━━━ EXCERPTED RECORDS ━━━

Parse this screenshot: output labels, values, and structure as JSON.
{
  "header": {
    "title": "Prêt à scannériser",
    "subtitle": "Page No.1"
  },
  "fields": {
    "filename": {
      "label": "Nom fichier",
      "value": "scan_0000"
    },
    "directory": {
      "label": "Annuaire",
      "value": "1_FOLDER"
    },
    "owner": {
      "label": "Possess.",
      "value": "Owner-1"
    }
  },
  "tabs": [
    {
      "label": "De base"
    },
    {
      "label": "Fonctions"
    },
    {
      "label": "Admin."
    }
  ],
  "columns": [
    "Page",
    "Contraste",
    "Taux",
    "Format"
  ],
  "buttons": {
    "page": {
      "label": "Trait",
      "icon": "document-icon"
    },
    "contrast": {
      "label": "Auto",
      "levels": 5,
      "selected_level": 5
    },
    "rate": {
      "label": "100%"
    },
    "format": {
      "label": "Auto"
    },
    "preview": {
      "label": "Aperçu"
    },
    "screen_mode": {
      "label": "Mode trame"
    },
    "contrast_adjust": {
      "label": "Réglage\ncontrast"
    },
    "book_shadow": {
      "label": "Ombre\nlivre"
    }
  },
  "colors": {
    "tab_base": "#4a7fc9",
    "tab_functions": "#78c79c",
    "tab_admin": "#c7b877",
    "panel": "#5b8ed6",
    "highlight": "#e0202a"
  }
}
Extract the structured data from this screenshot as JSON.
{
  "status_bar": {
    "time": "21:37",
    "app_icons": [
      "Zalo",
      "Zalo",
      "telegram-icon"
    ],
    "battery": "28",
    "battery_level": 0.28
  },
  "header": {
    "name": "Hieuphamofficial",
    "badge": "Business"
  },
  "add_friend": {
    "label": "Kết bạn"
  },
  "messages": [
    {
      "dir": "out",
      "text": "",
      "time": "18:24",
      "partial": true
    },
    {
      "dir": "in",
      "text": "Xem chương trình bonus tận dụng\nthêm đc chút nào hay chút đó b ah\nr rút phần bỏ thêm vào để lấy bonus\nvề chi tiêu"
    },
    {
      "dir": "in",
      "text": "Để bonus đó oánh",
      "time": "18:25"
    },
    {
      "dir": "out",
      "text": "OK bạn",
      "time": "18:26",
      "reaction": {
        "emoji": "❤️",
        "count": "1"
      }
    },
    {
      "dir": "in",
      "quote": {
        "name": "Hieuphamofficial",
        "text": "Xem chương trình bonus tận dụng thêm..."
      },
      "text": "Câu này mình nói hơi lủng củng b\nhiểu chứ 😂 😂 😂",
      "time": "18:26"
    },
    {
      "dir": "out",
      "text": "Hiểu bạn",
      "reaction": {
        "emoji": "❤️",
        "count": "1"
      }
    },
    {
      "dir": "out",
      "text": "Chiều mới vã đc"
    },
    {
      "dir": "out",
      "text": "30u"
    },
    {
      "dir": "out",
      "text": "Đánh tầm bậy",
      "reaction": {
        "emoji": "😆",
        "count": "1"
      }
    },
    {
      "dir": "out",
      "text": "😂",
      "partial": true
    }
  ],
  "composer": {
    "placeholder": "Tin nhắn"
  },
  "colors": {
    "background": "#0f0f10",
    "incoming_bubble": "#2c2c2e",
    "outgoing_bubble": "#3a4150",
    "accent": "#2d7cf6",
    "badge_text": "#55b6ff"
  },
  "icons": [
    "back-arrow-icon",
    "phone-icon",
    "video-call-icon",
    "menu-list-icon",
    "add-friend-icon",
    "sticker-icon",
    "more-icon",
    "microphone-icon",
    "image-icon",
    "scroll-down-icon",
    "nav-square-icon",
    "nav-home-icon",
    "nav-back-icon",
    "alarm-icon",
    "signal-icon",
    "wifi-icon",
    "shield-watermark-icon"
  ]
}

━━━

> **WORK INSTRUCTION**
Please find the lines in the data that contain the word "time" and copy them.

> **ANSWER AREA**
    "time": "21:37",
      "time": "18:24",
      "time": "18:25"
      "time": "18:26",
      "time": "18:26"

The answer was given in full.